A Study in Thomas Aquinas's Metaphysics of Natural Law
by Stephen L. Brock 101532647301

Reviewed by Dr Pravin Thevathasan

Book CoverIn this splendid work, the author examines Aquinas's teaching of the relationship between natural law and God's eternal law. The author clearly demonstrates that the natural law is indeed a law. From this is developed a series of reflections including the binding force of natural law and its relationship with God and to our own natural inclinations. These reflections are very relevant to our daily work and lives. The author is thus a follower of the traditional approach to natural law theory, a theory solidly grounded in metaphysics.
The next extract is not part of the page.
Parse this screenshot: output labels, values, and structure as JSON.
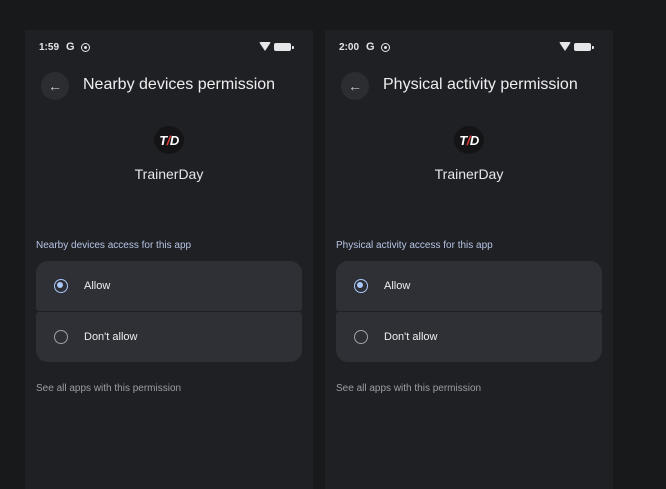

Other positions in natural law are discussed. For John Finnis, natural law can be called "law" only because of a certain resemblance to human positive law. Another position asserts that natural law is natural only in a qualified sense: no one is subject to a law until he knows it is a law. Yet another school of thought argues that natural law can be understood without reference to the eternal law.
I was pleased to see the great modern philosopher Peter Geach mentioned. Geach asks the question: are the things that God commands morally obligatory because God commands them or does God command them because they are morally obligatory? Geach argues for the former: God's commands generate moral obligations.
The author also looks at a famous article that Elizabeth Anscombe wrote on moral philosophy. In it, she argues that the term "ought" is simply meaningless outside of the perspective of an ethics based on divine law. Those who reject an ethics based on divine law ought to reject terms such as "illicit, prohibited and morally wrong." Anscombe is therefore in agreement with Geach that divine law generates moral obligations.
I found this to be a work of great scholarship, difficult in parts for the interested non-specialist but rewarding.